- **Try it**
Identify each line in the records below that contains the word "Асманов", and copy it.

[Source data]
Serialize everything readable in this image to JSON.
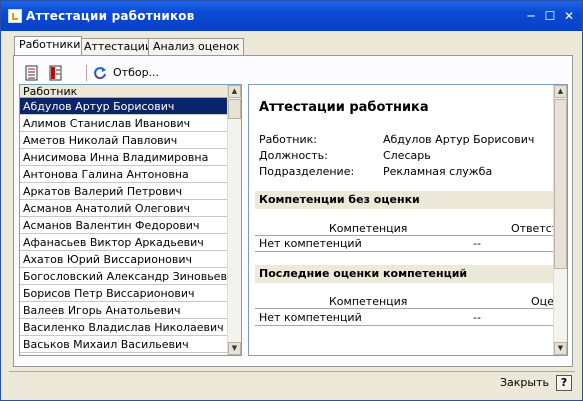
{
  "window": {
    "title": "Аттестации работников"
  },
  "tabs": [
    {
      "label": "Работники",
      "active": true
    },
    {
      "label": "Аттестации",
      "active": false
    },
    {
      "label": "Анализ оценок",
      "active": false
    }
  ],
  "toolbar": {
    "filter_label": "Отбор..."
  },
  "list": {
    "header": "Работник",
    "rows": [
      "Абдулов Артур Борисович",
      "Алимов Станислав Иванович",
      "Аметов Николай Павлович",
      "Анисимова Инна Владимировна",
      "Антонова Галина Антоновна",
      "Аркатов Валерий Петрович",
      "Асманов Анатолий Олегович",
      "Асманов Валентин Федорович",
      "Афанасьев Виктор Аркадьевич",
      "Ахатов Юрий Виссарионович",
      "Богословский Александр Зиновьевич",
      "Борисов Петр Виссарионович",
      "Валеев Игорь Анатольевич",
      "Василенко Владислав Николаевич",
      "Васьков Михаил Васильевич"
    ],
    "selected_index": 0
  },
  "details": {
    "title": "Аттестации работника",
    "fields": [
      {
        "label": "Работник:",
        "value": "Абдулов Артур Борисович"
      },
      {
        "label": "Должность:",
        "value": "Слесарь"
      },
      {
        "label": "Подразделение:",
        "value": "Рекламная служба"
      }
    ],
    "section1": {
      "title": "Компетенции без оценки",
      "col1": "Компетенция",
      "col2": "Ответств",
      "row_value": "Нет компетенций",
      "row_dash": "--"
    },
    "section2": {
      "title": "Последние оценки компетенций",
      "col1": "Компетенция",
      "col2": "Оцен",
      "row_value": "Нет компетенций",
      "row_dash": "--"
    }
  },
  "footer": {
    "close_label": "Закрыть",
    "help_label": "?"
  },
  "colors": {
    "titlebar": "#0a4ad3",
    "selected_row": "#0a246a",
    "window_bg": "#ece9d8"
  }
}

- **The completed task**
      "Асманов Анатолий Олегович",
      "Асманов Валентин Федорович",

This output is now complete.